(Page and application data records)
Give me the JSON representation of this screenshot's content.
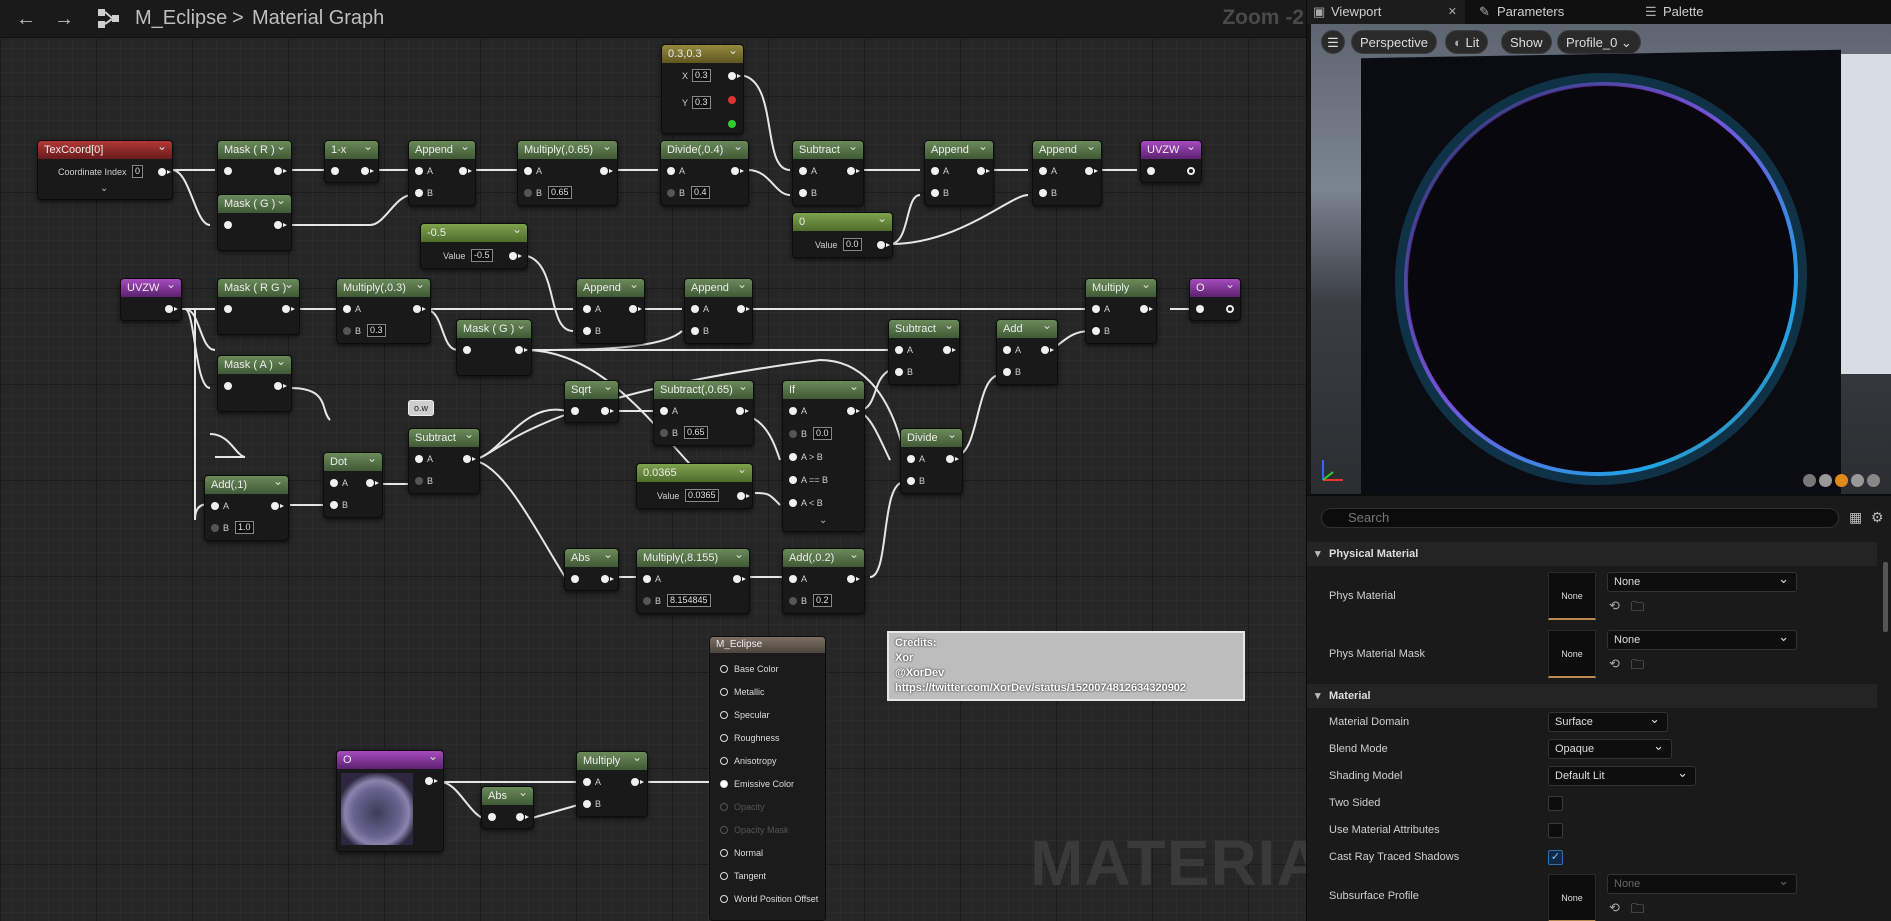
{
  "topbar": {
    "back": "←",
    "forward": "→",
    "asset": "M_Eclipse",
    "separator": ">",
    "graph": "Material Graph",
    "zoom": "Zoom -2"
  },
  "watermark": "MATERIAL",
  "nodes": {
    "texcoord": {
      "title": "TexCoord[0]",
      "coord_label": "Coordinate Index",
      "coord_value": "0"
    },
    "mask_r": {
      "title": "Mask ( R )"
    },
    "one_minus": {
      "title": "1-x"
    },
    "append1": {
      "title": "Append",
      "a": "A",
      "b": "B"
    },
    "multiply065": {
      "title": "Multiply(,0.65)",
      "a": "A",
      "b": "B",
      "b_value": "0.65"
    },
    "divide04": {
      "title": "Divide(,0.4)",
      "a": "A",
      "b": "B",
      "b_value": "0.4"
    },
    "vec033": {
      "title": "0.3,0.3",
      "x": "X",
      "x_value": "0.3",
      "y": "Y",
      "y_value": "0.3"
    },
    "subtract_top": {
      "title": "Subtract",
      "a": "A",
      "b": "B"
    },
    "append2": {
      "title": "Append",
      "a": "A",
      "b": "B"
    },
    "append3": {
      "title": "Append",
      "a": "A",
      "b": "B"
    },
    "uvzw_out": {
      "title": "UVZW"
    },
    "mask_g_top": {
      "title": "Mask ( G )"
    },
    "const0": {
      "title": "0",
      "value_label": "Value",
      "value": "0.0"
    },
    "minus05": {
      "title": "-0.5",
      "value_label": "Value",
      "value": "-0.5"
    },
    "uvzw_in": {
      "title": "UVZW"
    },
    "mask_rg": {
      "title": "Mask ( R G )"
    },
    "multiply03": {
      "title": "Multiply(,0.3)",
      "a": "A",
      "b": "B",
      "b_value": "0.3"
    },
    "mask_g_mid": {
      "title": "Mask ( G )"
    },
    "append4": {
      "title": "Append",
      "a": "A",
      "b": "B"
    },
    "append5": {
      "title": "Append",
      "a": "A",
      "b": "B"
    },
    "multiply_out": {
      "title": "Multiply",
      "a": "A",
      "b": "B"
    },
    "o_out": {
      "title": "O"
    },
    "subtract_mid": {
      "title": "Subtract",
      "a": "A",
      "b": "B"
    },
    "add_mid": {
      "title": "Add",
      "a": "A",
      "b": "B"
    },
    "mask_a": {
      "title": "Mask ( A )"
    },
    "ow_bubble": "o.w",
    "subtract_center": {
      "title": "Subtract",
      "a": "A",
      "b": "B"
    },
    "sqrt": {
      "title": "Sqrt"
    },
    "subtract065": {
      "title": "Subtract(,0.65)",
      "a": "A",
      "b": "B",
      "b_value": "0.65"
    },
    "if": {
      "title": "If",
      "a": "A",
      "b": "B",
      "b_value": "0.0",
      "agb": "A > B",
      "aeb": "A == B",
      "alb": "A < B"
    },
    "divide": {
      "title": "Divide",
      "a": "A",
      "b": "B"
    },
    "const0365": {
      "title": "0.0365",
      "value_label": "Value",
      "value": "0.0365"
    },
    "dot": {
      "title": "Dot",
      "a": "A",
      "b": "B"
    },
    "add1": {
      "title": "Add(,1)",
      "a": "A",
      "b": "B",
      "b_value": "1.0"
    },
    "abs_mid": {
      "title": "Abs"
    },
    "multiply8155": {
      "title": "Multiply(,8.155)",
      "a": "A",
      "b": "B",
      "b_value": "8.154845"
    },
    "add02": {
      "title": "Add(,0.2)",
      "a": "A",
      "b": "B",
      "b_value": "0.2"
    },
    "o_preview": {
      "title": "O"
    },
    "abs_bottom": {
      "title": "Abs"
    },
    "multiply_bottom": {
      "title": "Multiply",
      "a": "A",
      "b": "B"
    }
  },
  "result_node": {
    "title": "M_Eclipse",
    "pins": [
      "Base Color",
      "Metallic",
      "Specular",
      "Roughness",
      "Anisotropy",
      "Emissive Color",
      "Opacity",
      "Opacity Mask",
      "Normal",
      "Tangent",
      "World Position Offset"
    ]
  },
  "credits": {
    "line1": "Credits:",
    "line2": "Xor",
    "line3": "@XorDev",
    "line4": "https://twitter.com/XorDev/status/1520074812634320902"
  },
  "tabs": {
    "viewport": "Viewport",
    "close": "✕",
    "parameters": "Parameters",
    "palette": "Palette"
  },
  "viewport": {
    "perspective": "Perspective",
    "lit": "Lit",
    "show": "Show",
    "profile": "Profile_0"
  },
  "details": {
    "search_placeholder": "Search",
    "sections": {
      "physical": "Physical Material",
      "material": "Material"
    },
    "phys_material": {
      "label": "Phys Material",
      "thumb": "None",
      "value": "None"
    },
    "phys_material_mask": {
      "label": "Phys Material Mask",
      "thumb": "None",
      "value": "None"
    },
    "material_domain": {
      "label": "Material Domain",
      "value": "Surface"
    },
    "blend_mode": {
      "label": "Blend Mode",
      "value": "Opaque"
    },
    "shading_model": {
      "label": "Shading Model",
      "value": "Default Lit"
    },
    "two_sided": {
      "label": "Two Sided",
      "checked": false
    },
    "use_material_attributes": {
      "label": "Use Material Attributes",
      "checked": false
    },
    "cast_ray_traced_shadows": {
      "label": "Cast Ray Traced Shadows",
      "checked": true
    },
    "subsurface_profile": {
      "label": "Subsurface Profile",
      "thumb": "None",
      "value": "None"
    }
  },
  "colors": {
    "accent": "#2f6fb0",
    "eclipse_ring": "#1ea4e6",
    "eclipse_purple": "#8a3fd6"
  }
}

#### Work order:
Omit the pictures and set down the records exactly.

#### Expected answer:
Give me the JSON representation of this screenshot's content.
{
  "topbar": {
    "back": "←",
    "forward": "→",
    "asset": "M_Eclipse",
    "separator": ">",
    "graph": "Material Graph",
    "zoom": "Zoom -2"
  },
  "watermark": "MATERIAL",
  "nodes": {
    "texcoord": {
      "title": "TexCoord[0]",
      "coord_label": "Coordinate Index",
      "coord_value": "0"
    },
    "mask_r": {
      "title": "Mask ( R )"
    },
    "one_minus": {
      "title": "1-x"
    },
    "append1": {
      "title": "Append",
      "a": "A",
      "b": "B"
    },
    "multiply065": {
      "title": "Multiply(,0.65)",
      "a": "A",
      "b": "B",
      "b_value": "0.65"
    },
    "divide04": {
      "title": "Divide(,0.4)",
      "a": "A",
      "b": "B",
      "b_value": "0.4"
    },
    "vec033": {
      "title": "0.3,0.3",
      "x": "X",
      "x_value": "0.3",
      "y": "Y",
      "y_value": "0.3"
    },
    "subtract_top": {
      "title": "Subtract",
      "a": "A",
      "b": "B"
    },
    "append2": {
      "title": "Append",
      "a": "A",
      "b": "B"
    },
    "append3": {
      "title": "Append",
      "a": "A",
      "b": "B"
    },
    "uvzw_out": {
      "title": "UVZW"
    },
    "mask_g_top": {
      "title": "Mask ( G )"
    },
    "const0": {
      "title": "0",
      "value_label": "Value",
      "value": "0.0"
    },
    "minus05": {
      "title": "-0.5",
      "value_label": "Value",
      "value": "-0.5"
    },
    "uvzw_in": {
      "title": "UVZW"
    },
    "mask_rg": {
      "title": "Mask ( R G )"
    },
    "multiply03": {
      "title": "Multiply(,0.3)",
      "a": "A",
      "b": "B",
      "b_value": "0.3"
    },
    "mask_g_mid": {
      "title": "Mask ( G )"
    },
    "append4": {
      "title": "Append",
      "a": "A",
      "b": "B"
    },
    "append5": {
      "title": "Append",
      "a": "A",
      "b": "B"
    },
    "multiply_out": {
      "title": "Multiply",
      "a": "A",
      "b": "B"
    },
    "o_out": {
      "title": "O"
    },
    "subtract_mid": {
      "title": "Subtract",
      "a": "A",
      "b": "B"
    },
    "add_mid": {
      "title": "Add",
      "a": "A",
      "b": "B"
    },
    "mask_a": {
      "title": "Mask ( A )"
    },
    "ow_bubble": "o.w",
    "subtract_center": {
      "title": "Subtract",
      "a": "A",
      "b": "B"
    },
    "sqrt": {
      "title": "Sqrt"
    },
    "subtract065": {
      "title": "Subtract(,0.65)",
      "a": "A",
      "b": "B",
      "b_value": "0.65"
    },
    "if": {
      "title": "If",
      "a": "A",
      "b": "B",
      "b_value": "0.0",
      "agb": "A > B",
      "aeb": "A == B",
      "alb": "A < B"
    },
    "divide": {
      "title": "Divide",
      "a": "A",
      "b": "B"
    },
    "const0365": {
      "title": "0.0365",
      "value_label": "Value",
      "value": "0.0365"
    },
    "dot": {
      "title": "Dot",
      "a": "A",
      "b": "B"
    },
    "add1": {
      "title": "Add(,1)",
      "a": "A",
      "b": "B",
      "b_value": "1.0"
    },
    "abs_mid": {
      "title": "Abs"
    },
    "multiply8155": {
      "title": "Multiply(,8.155)",
      "a": "A",
      "b": "B",
      "b_value": "8.154845"
    },
    "add02": {
      "title": "Add(,0.2)",
      "a": "A",
      "b": "B",
      "b_value": "0.2"
    },
    "o_preview": {
      "title": "O"
    },
    "abs_bottom": {
      "title": "Abs"
    },
    "multiply_bottom": {
      "title": "Multiply",
      "a": "A",
      "b": "B"
    }
  },
  "result_node": {
    "title": "M_Eclipse",
    "pins": [
      "Base Color",
      "Metallic",
      "Specular",
      "Roughness",
      "Anisotropy",
      "Emissive Color",
      "Opacity",
      "Opacity Mask",
      "Normal",
      "Tangent",
      "World Position Offset"
    ]
  },
  "credits": {
    "line1": "Credits:",
    "line2": "Xor",
    "line3": "@XorDev",
    "line4": "https://twitter.com/XorDev/status/1520074812634320902"
  },
  "tabs": {
    "viewport": "Viewport",
    "close": "✕",
    "parameters": "Parameters",
    "palette": "Palette"
  },
  "viewport": {
    "perspective": "Perspective",
    "lit": "Lit",
    "show": "Show",
    "profile": "Profile_0"
  },
  "details": {
    "search_placeholder": "Search",
    "sections": {
      "physical": "Physical Material",
      "material": "Material"
    },
    "phys_material": {
      "label": "Phys Material",
      "thumb": "None",
      "value": "None"
    },
    "phys_material_mask": {
      "label": "Phys Material Mask",
      "thumb": "None",
      "value": "None"
    },
    "material_domain": {
      "label": "Material Domain",
      "value": "Surface"
    },
    "blend_mode": {
      "label": "Blend Mode",
      "value": "Opaque"
    },
    "shading_model": {
      "label": "Shading Model",
      "value": "Default Lit"
    },
    "two_sided": {
      "label": "Two Sided",
      "checked": false
    },
    "use_material_attributes": {
      "label": "Use Material Attributes",
      "checked": false
    },
    "cast_ray_traced_shadows": {
      "label": "Cast Ray Traced Shadows",
      "checked": true
    },
    "subsurface_profile": {
      "label": "Subsurface Profile",
      "thumb": "None",
      "value": "None"
    }
  },
  "colors": {
    "accent": "#2f6fb0",
    "eclipse_ring": "#1ea4e6",
    "eclipse_purple": "#8a3fd6"
  }
}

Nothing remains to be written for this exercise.